It might be a good time to rethink your traditional membership tiers. You could offer a less expensive digital membership, maybe even one that includes a limited number of e-learning credits. These options could help members get back on their feet so they’re able to repay you with a full membership later.
Another option is hybrid memberships. Give companies the option of paying for one organizational membership instead of relying on individuals to make their case for membership to their employer. However, make sure your AMS can handle these types of membership structures.
Develop talking points that help different member segments make a case for professional development and/or membership.
Put e-learning front and center
Education is never more needed than in times of change. Members must deal with new challenges alongside the impact of a recession. If they’re a victim of layoffs or closures, they must prepare themselves for the next step in their career.
Take advantage of this opportunity to introduce your members to online learning—a sustainable source of education for them and revenue for you. If you had to cancel an in-person event, shift those resources into online learning. Repurpose the content for webinars, podcasts, or online courses.
E-learning expands your audience for education. It gives you something to offer people who could never take time off to travel to events or couldn’t afford travel expenses—a large percentage of your membership and market.
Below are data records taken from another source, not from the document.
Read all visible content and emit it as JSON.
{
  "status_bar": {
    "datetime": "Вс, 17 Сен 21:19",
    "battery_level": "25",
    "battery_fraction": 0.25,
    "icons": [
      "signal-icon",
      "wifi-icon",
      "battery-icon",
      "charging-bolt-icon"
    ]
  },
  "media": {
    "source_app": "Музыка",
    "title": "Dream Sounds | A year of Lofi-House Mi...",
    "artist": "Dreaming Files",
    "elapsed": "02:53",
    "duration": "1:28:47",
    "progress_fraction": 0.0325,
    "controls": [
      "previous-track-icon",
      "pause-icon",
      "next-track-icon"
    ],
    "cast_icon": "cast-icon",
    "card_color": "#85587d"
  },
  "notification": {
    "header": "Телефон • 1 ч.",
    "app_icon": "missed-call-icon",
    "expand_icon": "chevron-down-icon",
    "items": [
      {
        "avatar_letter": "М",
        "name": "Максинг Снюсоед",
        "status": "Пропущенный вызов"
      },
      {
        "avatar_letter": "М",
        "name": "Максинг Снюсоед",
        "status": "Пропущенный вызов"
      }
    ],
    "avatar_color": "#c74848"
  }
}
A recent Collaborate discussion provided anecdotal and evidence-based data on the low percentage of members who attend annual meetings. Discussion participants from national associations said only 16 to 27% of their members attended their annual event. A survey of 12 state society of association executives (SAEs) found that only 41.5% of their members attended their annual event, despite not having to travel far.
Pricing considerations during a recession
Here’s the conundrum: everything you want to do to help members has a cost in staff time or a budget for new technology. But, if you’ve had to cancel an event, you’ve seen your revenue plummet too.
You need to keep earning revenue from education, no matter the delivery format. Yet, your members’ ability to pay depends upon how badly their industry has been affected by COVID-19.
What are your options?
• Split the costs (and revenue) by partnering with another organization.
• Ask sponsors to underwrite program expenses. Consider giving them an opportunity to participate in the design or delivery of the program.
• Provide sponsored scholarships to members.
• Offer three pricing tiers: free for members in hardship, a suggested member price, and a non-member price.
• Barter: members can earn promo codes by volunteering on specific tasks that would otherwise be done by staff.
Tips for marketing online learning during a recession
Tweak your marketing messages. Sell education as a form of career insurance. Education increases a member’s value to their employer. If they lose their job, their pursuit of professional development demonstrates their commitment to growth and better positions them in the talent marketplace.
In many professions, credentials result in higher pay. Do you have industry research to support that?
You could use a variant of the old networking trope… this is where the winners hang out. In tough times, successful people and businesses seek opportunities as well as the support and resources they need.
In program descriptions, describe the value learners will receive. Highlight the impact the program will make on their business, career, and job.
Although what we’re experiencing now is nothing like business as usual, in a sense, business must still go on as usual. Remind members that your association never stops working on their behalf—whether it’s lobbying, providing information, hosting discussions, and/or educating. No matter what’s going on, you continue to fulfill your mission and membership promise to them.